Review of Finding Eden by Camilla Beavers
This is the perfect example of a young adult urban fantasy story so I thought I’d review it here. And, by the way, I liked it. Most of all, I loved the cover.
It’s the story of Eden, a high school student close to graduation, who has always known she was ‘different’ because she could read the colors around people. That’s auras to those of you conversant with psychic stuff. I’ve known a couple people who said they could read auras. I don’t know if I believe them or not. Maybe I do, a little.
Anyway, Eden is informed by a really hunky new student that she’s the granddaughter of the king of the Fae world and is needed back home because her grandfather was murdered and someone has to take charge of the kingdom. Her father informs her that, yes, her mother (deceased) was the king’s daughter so yes, she’s about to become a queen. She agrees and goes with the hunky new student who turns out to be her personal security detail in this world sent when her grandfather was murdered to make sure she was safe.
From there the plot is predictable. She overcomes the bad guys, saves the throne, becomes a decent if not great queen and marries the hunky security guy. Like I said, it’s all predictable stuff.
But what’s wrong with predictable? I read romances because I know there’s a happily-ever-after ending. I dislike grim, depressing, horrific endings. I hate the feeling they leave with me. I like the feeling I get after reading a book with a happy ending.

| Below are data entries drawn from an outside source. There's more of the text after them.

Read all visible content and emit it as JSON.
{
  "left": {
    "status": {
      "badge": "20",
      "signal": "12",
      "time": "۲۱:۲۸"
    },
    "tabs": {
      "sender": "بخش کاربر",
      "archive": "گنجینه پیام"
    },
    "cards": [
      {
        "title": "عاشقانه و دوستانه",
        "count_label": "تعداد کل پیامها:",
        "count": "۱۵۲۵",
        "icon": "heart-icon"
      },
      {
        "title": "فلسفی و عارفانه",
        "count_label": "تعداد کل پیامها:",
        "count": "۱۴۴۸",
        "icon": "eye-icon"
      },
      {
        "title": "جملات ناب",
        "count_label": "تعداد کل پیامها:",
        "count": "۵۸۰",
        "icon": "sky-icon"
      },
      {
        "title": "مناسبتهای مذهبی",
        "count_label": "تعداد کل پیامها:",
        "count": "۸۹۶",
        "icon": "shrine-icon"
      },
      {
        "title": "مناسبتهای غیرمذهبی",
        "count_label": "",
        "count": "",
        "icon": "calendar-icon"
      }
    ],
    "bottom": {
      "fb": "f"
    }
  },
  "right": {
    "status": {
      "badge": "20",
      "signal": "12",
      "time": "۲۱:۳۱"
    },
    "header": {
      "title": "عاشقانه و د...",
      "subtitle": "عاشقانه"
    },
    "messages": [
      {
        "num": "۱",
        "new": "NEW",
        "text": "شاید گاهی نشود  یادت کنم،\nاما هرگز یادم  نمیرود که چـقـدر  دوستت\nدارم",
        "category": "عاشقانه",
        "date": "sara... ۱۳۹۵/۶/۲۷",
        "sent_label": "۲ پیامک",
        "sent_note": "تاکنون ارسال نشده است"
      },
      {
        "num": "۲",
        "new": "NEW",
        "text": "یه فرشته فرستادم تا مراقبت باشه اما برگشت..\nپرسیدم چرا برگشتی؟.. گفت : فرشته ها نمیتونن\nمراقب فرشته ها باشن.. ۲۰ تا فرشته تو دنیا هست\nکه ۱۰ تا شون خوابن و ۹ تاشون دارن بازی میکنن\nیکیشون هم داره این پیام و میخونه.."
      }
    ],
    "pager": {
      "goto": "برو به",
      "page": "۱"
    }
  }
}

And if the way to get to that predictable happily-ever-after ending and the feeling it engenders is through a predictable story line, then I’m all for it.
And, yes, the grammar and typos and spelling, etc, were well vetted and nothing took me from the story. So, all in all, it was a decent read, even more so since it was free, at least for now.
I’m not sure I’d have chosen it if it cost money because I knew it would be predictable and that there are a lot of decent predictable books out there for free. But the cover was great, so maybe I would have paid something for it after all and I’d have been glad I did.